CDC confirms rabies death in organ transplant recipient

The Centers for Disease Control and Prevention (CDC) and Maryland Department of Health and Mental Hygiene have confirmed that a patient who recently died of rabies in Maryland contracted the infection through organ transplantation done more than a year ago. The patient was one of four people who had received an organ from the same donor. This week, CDC laboratories tested tissue samples from the donor and from the recipient who died to confirm transmission of rabies through organ transplantation.
In early March, the Maryland Department of Health and Mental Hygiene initiated an investigation after the organ recipient died, which led to the rabies diagnosis. The investigation revealed that the organ recipient had no reported animal exposures, the usual source of rabies transmission to humans, and identified the possibility of transplant-related transmission of rabies, which is extremely rare.

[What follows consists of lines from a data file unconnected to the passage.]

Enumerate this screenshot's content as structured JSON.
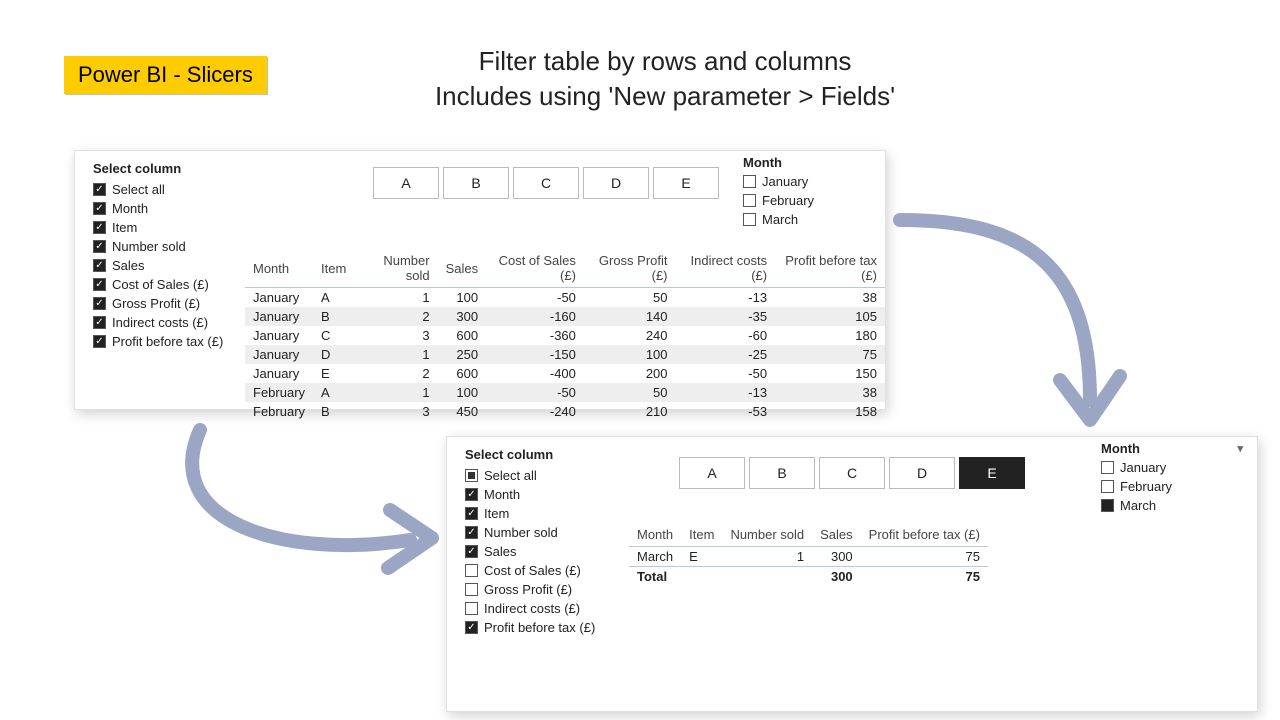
{
  "badge": "Power BI - Slicers",
  "title_line1": "Filter table by rows and columns",
  "title_line2": "Includes using 'New parameter > Fields'",
  "slicer_col_label": "Select column",
  "columns": [
    "Select all",
    "Month",
    "Item",
    "Number sold",
    "Sales",
    "Cost of Sales (£)",
    "Gross Profit (£)",
    "Indirect costs (£)",
    "Profit before tax (£)"
  ],
  "panel_a": {
    "col_checked": [
      true,
      true,
      true,
      true,
      true,
      true,
      true,
      true,
      true
    ],
    "items": [
      "A",
      "B",
      "C",
      "D",
      "E"
    ],
    "item_selected": null,
    "month_label": "Month",
    "months": [
      {
        "label": "January",
        "checked": false
      },
      {
        "label": "February",
        "checked": false
      },
      {
        "label": "March",
        "checked": false
      }
    ],
    "headers": [
      "Month",
      "Item",
      "Number sold",
      "Sales",
      "Cost of Sales (£)",
      "Gross Profit (£)",
      "Indirect costs (£)",
      "Profit before tax (£)"
    ],
    "rows": [
      [
        "January",
        "A",
        "1",
        "100",
        "-50",
        "50",
        "-13",
        "38"
      ],
      [
        "January",
        "B",
        "2",
        "300",
        "-160",
        "140",
        "-35",
        "105"
      ],
      [
        "January",
        "C",
        "3",
        "600",
        "-360",
        "240",
        "-60",
        "180"
      ],
      [
        "January",
        "D",
        "1",
        "250",
        "-150",
        "100",
        "-25",
        "75"
      ],
      [
        "January",
        "E",
        "2",
        "600",
        "-400",
        "200",
        "-50",
        "150"
      ],
      [
        "February",
        "A",
        "1",
        "100",
        "-50",
        "50",
        "-13",
        "38"
      ],
      [
        "February",
        "B",
        "3",
        "450",
        "-240",
        "210",
        "-53",
        "158"
      ]
    ]
  },
  "panel_b": {
    "col_state": [
      "mixed",
      "checked",
      "checked",
      "checked",
      "checked",
      "",
      "",
      "",
      "checked"
    ],
    "items": [
      "A",
      "B",
      "C",
      "D",
      "E"
    ],
    "item_selected": "E",
    "month_label": "Month",
    "months": [
      {
        "label": "January",
        "checked": false
      },
      {
        "label": "February",
        "checked": false
      },
      {
        "label": "March",
        "checked": true
      }
    ],
    "headers": [
      "Month",
      "Item",
      "Number sold",
      "Sales",
      "Profit before tax (£)"
    ],
    "rows": [
      [
        "March",
        "E",
        "1",
        "300",
        "75"
      ]
    ],
    "total_label": "Total",
    "total": [
      "",
      "",
      "",
      "300",
      "75"
    ]
  }
}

The organ transplantation occurred more than a year before the recipient developed symptoms and died of rabies; this period is much longer than the typical rabies incubation period of 1 to 3 months, but is consistent with prior case reports of long incubation periods. CDC